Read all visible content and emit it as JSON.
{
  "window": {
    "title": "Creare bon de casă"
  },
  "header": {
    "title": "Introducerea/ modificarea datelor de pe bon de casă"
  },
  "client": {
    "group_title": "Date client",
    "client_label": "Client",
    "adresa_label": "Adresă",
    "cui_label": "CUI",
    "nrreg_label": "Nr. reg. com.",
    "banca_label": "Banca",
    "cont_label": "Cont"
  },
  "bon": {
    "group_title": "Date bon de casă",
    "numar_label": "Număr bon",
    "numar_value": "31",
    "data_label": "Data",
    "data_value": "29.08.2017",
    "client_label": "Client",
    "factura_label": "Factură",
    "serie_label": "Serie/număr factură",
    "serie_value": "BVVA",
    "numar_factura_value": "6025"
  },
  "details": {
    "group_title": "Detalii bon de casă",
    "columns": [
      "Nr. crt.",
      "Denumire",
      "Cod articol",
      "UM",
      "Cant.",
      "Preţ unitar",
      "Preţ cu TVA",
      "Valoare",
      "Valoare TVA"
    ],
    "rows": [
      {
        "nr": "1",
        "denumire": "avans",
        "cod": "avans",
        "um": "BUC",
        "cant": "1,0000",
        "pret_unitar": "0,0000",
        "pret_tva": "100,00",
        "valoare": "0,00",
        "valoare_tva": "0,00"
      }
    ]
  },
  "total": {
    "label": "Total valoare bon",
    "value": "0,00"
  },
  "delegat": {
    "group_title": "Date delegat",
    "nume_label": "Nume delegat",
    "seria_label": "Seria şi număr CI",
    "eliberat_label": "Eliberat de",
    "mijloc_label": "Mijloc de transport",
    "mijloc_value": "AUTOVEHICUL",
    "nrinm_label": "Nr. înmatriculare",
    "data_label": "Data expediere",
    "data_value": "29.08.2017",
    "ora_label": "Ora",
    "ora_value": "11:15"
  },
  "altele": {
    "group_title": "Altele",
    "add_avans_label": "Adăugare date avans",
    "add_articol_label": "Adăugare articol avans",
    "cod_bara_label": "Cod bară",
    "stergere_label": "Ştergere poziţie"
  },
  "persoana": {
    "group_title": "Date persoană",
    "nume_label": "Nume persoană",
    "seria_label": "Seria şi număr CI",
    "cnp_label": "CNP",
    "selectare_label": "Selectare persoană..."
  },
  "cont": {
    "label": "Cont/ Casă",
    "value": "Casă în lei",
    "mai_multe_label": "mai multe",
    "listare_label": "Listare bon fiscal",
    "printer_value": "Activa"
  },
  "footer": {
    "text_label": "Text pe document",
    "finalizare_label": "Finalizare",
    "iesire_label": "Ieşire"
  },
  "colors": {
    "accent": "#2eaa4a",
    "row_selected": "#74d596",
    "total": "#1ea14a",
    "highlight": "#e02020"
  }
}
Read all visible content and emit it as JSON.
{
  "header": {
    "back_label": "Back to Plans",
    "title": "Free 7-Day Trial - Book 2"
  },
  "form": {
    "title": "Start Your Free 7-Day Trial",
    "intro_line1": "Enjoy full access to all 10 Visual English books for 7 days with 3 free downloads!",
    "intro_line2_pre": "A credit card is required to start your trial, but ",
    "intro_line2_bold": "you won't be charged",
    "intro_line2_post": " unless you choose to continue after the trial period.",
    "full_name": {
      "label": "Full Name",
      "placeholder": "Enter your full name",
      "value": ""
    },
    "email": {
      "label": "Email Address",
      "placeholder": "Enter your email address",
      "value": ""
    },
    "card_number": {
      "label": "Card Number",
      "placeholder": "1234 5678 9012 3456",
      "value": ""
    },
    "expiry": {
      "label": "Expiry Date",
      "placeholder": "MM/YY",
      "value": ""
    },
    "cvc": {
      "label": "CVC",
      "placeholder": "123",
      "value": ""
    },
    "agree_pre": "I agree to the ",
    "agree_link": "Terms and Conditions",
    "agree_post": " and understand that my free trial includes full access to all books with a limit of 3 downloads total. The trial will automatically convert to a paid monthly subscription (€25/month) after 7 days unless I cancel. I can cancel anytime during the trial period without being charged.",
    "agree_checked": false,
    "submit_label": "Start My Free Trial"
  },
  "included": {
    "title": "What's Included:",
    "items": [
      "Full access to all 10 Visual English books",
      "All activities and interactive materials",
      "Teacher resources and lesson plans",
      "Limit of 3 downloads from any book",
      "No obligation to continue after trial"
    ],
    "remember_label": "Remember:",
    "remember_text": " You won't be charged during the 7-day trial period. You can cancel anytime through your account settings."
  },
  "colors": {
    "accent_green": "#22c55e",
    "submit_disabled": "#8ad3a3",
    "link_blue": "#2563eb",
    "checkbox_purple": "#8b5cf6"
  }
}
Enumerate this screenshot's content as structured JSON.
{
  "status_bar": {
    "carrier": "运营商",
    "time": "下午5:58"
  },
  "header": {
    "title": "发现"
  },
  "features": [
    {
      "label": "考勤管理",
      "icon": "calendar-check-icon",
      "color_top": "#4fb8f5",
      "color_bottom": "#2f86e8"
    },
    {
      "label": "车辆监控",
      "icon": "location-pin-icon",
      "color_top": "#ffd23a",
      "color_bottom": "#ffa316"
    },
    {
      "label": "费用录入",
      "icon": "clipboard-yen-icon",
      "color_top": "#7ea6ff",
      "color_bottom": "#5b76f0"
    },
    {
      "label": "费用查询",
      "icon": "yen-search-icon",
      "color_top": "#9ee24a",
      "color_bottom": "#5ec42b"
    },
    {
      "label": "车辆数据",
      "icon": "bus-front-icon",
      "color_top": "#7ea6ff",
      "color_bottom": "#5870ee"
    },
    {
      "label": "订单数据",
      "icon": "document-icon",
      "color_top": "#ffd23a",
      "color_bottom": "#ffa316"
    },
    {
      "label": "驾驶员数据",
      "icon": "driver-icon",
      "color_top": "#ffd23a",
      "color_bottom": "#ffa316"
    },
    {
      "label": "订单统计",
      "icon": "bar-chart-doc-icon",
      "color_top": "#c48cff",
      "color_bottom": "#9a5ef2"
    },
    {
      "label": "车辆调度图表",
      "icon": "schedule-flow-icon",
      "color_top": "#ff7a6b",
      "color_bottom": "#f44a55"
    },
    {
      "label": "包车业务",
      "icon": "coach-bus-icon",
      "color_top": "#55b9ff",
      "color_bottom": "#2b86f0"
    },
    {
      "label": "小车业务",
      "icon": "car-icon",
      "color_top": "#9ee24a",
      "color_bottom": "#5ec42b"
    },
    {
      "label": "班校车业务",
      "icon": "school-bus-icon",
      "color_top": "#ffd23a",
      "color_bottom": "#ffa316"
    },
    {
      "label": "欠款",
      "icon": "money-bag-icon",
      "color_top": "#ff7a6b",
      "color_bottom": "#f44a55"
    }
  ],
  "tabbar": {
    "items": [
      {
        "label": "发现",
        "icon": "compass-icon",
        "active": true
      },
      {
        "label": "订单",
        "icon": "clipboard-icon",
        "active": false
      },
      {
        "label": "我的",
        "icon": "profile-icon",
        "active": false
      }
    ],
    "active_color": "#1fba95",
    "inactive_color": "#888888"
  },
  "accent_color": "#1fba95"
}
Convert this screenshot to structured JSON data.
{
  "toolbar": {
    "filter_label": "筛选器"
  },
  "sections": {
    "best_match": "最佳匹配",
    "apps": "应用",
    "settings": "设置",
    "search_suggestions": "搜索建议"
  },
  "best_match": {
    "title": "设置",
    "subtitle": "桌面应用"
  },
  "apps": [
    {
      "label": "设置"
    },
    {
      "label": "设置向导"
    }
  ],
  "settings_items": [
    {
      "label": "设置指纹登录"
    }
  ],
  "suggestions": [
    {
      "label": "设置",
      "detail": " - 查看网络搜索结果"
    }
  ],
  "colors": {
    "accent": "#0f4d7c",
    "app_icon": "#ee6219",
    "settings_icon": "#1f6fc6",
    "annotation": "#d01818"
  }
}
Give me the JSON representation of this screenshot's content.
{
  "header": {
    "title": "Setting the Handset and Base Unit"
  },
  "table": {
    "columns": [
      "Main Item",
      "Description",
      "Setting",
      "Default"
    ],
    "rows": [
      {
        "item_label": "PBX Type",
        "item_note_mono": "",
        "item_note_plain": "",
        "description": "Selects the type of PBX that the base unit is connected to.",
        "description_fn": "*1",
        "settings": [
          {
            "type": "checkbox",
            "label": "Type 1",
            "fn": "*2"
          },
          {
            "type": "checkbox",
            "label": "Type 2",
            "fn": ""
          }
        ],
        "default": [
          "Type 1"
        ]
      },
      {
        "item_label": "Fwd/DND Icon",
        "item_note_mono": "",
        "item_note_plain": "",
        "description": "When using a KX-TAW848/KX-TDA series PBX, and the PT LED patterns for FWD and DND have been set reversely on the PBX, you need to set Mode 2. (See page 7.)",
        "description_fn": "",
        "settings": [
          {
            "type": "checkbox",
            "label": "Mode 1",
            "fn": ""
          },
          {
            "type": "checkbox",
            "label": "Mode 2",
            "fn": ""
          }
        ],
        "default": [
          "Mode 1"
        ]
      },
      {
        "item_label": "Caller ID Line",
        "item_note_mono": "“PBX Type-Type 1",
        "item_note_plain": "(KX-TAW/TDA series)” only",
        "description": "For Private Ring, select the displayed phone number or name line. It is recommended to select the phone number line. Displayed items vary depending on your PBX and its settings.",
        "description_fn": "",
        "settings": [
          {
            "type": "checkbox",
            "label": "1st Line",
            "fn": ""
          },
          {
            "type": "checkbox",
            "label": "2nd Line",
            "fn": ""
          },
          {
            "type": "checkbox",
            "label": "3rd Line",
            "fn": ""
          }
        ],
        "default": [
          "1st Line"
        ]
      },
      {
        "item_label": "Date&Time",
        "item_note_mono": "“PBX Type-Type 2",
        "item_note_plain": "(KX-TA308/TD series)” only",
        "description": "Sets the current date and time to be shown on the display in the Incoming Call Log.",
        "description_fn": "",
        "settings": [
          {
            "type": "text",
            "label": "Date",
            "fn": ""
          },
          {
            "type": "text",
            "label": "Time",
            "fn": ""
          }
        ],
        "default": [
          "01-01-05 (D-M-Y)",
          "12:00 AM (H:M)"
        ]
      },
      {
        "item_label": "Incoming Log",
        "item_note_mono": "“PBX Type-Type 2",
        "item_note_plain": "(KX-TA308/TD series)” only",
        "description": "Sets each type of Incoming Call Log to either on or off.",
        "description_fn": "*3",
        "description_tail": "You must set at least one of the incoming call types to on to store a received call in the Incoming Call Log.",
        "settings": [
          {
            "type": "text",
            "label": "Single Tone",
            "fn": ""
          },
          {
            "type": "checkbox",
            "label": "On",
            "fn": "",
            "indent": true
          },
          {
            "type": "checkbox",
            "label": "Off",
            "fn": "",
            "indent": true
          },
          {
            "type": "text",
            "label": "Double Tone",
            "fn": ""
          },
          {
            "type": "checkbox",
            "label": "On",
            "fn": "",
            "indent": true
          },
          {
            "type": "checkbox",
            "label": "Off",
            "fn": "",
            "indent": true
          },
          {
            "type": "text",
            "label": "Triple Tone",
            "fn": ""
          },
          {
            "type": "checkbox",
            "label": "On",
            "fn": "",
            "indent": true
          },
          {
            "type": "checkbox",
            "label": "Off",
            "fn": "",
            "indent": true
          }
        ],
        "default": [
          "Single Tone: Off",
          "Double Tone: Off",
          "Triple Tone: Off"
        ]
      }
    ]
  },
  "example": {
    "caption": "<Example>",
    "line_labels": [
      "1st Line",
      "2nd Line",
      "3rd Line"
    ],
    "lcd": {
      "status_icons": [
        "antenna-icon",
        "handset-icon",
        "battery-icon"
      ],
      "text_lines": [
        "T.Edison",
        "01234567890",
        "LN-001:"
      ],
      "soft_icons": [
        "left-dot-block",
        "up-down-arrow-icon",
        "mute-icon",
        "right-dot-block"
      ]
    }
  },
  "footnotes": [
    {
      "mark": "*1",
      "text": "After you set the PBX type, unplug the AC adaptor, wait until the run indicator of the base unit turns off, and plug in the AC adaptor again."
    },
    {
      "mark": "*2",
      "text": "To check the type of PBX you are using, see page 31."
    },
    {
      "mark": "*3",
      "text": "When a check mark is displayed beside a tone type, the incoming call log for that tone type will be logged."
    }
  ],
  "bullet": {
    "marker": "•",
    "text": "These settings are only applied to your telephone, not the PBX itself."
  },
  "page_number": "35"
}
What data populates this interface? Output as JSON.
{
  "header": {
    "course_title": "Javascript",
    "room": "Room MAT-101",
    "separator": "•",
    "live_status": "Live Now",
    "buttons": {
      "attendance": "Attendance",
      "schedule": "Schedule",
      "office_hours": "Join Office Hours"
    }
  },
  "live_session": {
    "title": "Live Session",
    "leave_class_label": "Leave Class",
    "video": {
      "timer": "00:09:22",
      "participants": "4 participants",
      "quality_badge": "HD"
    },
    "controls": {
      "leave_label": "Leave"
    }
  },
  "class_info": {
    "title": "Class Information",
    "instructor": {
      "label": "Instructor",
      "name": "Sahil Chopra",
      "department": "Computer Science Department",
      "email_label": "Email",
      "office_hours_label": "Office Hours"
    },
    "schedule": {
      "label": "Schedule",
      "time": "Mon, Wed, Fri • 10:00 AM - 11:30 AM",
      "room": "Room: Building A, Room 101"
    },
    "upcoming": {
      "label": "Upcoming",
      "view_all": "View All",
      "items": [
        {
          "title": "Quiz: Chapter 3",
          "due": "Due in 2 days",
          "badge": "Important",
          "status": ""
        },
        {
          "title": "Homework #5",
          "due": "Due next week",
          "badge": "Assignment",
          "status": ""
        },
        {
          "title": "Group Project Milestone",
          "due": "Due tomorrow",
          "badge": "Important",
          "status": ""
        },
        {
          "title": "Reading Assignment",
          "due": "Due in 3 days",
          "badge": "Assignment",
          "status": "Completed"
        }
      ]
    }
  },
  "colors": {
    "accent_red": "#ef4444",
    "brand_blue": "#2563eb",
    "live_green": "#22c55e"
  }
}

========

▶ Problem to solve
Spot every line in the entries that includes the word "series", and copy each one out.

▶ Solved problem
        "description": "When using a KX-TAW848/KX-TDA series PBX, and the PT LED patterns for FWD and DND have been set reversely on the PBX, you need to set Mode 2. (See page 7.)",
        "item_note_plain": "(KX-TAW/TDA series)” only",
        "item_note_plain": "(KX-TA308/TD series)” only",
        "item_note_plain": "(KX-TA308/TD series)” only",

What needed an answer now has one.